#4. Weight gain:

Most infants, whether breastfed or bottle-fed, will lose some weight within the first few days of their lives. However, if the baby is feeding well, he should have regained his birth weight by within 2 weeks. The baby would continue to gain weight if it receives sufficient milk from you. This might also interest you: Breastfeeding Guide for the first month of baby

#5. Baby’s Swallowing:

If you can see/hear the baby swallowing after sucking for few times, it indicates she is receiving enough milk from you. If your baby is not getting milk, she may be just sucking the nipples, but not swallowing. She might even fall asleep during feeding if there is no milk supply.

#6. Baby’s latching:

It is better to check if your baby has latched well to suck the milk, or if it is just nibbling at the nipple. Many times, babies nibble your nipple for comfort and security of being close to the mother. If your baby makes clicking noises during breastfeeding, it is an indication that she is not latched on properly.

#7. Baby’s reaction:

If your baby is alert, looks content, and active after breastfeeding, it is a sign that her tummy is full. But if a baby has long feedings that lasts longer than an hour, or wants frequent feedings, with less than an hour’s gap, then it may be a sign of your baby not getting enough milk.

#8. Breast evaluation:
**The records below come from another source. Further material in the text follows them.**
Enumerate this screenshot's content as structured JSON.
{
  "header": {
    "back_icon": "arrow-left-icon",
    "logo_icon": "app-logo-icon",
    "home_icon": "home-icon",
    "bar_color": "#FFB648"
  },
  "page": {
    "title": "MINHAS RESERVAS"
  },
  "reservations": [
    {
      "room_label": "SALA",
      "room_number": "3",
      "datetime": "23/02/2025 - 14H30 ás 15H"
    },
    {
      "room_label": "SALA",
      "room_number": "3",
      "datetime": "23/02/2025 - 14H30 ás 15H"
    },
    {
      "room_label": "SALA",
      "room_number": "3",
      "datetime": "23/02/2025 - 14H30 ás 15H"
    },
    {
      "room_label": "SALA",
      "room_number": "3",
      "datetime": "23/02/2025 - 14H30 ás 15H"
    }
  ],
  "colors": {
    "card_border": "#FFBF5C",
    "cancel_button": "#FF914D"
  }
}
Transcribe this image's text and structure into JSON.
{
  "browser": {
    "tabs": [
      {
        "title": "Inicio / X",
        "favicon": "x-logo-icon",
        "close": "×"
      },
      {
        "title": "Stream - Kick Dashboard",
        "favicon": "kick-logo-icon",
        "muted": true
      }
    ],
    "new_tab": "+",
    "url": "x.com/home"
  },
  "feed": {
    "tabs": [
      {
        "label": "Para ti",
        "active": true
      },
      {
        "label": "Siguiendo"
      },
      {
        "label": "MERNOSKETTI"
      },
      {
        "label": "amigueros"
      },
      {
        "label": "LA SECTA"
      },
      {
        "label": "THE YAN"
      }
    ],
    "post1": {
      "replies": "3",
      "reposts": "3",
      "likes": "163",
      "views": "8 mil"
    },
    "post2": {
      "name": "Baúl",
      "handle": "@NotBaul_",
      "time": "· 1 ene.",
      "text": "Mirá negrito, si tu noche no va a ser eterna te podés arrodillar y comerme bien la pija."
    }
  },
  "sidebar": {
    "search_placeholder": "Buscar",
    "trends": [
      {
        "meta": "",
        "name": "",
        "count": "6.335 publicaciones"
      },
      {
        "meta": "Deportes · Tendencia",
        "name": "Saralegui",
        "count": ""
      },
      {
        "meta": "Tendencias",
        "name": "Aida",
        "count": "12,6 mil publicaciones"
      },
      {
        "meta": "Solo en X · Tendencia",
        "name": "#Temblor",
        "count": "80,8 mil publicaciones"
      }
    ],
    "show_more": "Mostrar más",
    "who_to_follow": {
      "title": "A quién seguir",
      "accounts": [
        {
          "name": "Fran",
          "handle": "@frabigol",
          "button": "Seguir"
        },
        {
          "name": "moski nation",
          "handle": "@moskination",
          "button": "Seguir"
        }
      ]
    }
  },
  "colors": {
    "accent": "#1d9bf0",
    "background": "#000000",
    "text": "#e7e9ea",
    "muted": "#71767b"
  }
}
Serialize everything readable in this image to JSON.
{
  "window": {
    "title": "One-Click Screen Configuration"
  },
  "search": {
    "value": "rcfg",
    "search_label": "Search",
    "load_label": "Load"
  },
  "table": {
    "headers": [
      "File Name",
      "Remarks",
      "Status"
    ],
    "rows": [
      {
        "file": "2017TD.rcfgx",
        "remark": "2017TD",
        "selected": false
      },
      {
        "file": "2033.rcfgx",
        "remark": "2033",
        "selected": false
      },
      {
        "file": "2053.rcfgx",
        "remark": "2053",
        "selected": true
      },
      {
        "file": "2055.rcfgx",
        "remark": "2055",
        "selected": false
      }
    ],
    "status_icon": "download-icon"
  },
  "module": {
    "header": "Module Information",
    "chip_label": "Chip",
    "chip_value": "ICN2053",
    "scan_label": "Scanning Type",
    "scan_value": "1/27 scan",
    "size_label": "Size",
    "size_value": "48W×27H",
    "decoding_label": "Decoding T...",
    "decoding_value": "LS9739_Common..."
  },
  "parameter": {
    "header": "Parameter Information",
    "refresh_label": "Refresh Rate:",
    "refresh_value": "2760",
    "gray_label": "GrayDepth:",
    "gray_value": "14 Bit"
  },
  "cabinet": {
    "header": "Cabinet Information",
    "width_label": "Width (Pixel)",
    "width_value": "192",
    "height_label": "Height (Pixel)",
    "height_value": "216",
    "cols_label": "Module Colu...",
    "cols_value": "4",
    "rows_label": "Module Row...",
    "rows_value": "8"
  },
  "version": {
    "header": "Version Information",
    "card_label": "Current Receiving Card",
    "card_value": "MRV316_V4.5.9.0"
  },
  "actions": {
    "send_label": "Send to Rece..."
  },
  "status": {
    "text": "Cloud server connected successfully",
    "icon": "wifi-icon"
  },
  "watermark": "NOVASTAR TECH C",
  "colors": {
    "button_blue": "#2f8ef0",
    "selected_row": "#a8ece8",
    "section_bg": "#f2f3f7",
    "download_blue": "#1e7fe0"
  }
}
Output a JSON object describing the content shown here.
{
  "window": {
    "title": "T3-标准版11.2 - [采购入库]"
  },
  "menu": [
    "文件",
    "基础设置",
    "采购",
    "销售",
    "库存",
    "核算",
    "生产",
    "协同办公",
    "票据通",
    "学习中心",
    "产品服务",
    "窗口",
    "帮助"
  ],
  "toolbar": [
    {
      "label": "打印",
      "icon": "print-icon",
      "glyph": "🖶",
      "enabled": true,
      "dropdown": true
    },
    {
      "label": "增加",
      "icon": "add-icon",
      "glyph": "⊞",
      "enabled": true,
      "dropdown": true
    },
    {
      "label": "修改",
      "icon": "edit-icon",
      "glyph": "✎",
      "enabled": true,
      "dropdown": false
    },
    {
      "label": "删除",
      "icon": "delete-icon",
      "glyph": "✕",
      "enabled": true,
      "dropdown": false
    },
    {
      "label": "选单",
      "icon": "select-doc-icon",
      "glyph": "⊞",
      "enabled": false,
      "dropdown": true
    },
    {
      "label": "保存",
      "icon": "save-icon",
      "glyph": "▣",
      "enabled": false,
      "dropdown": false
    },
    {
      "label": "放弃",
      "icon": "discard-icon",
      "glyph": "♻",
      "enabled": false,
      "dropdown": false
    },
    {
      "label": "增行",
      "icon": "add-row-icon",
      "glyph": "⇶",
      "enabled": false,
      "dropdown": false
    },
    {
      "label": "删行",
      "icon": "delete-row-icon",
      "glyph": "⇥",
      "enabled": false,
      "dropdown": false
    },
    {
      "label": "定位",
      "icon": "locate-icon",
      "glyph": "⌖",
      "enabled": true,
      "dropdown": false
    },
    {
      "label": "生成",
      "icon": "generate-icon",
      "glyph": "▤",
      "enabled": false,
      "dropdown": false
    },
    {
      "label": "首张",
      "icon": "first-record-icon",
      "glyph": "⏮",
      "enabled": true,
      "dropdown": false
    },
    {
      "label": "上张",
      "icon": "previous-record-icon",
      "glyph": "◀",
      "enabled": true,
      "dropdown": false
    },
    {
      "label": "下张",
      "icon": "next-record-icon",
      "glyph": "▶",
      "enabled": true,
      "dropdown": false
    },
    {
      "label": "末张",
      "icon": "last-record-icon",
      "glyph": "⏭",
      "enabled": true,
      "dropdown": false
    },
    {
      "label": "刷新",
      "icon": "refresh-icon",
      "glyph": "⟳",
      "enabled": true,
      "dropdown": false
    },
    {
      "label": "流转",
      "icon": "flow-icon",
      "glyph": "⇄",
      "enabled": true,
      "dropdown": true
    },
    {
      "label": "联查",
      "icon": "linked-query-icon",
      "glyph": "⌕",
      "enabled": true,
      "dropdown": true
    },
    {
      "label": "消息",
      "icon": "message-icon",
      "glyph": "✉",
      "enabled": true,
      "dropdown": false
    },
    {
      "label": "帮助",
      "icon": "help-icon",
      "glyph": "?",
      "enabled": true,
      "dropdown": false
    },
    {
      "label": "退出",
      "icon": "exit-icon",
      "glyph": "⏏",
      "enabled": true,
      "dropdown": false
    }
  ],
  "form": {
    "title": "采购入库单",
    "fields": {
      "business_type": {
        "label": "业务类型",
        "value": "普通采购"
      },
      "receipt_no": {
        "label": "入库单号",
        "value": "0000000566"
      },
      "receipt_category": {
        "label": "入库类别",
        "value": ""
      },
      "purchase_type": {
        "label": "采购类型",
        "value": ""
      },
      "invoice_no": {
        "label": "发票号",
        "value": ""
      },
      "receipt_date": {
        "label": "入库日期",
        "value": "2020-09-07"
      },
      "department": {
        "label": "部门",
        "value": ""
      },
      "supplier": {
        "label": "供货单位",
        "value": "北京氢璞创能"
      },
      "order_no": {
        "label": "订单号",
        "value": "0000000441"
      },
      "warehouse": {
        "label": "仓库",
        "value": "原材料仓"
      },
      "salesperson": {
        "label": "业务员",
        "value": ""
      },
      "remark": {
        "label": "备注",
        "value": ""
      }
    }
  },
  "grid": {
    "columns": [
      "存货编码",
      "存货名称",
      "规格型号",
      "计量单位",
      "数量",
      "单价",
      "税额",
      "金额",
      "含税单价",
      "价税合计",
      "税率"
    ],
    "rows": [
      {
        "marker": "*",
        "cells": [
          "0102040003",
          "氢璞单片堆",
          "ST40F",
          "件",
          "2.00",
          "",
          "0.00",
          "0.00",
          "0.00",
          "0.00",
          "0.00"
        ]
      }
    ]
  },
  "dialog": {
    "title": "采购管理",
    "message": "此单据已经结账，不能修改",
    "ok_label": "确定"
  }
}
After your baby is done with feeding, your breasts will feel softer than before. Once you start feeding, the heaviness or the pain in the breast should reduce after the first few sucks. You may also like: Science says that child should be breastfed till 5 years of age – Extended Breastfeeding

#9. Nipple size:

Sometimes, your nipple looks slightly elongated due to constant sucking, after breastfeeding your baby. However for some, nipple size does not change after breastfeeding, and hence cannot be taken as an accurate criterion.

#10. Baby’s skin:

A well-fed baby has a healthy color, and has firm skin which bounces back if you pinch it gently. If your baby’s skin still remains wrinkled and the face has not filled out, it indicates that she is underfed. The above tips are just to help you determine if your child is feeding breastmilk well. Breastfeeding is a confidence game, and you should always be confident that you will produce enough milk to meet your baby’s requirement. Do not get concerned, if your baby asks for frequent feeds, or nurses frequently. Asking for frequent feeds might be just for seeking closeness and comfort of breastfeeding, as well as the security of being with the mother. Nursing frequently may indicate that your baby has a growth spurt. Call your pediatrician, to know about growth spurts, and the typical age they can occur. So, as long as your baby is wetting enough diapers in a day, is active and looks content, do not get too worried about frequent feeds and longer feeds. However, if you notice two or more of the above-mentioned signs of an underfed baby, reach out to the pediatrician immediately. You can also visit a Lactation Consultant, who will advise you on ways to increase your milk production. Also Read: Why Breastfed babies have Dark Green Colour Poop (It’s natural)? Want to share your mommy experience with other moms through words or images? Become a part of the Moms United community. Click here and we will get in touch with you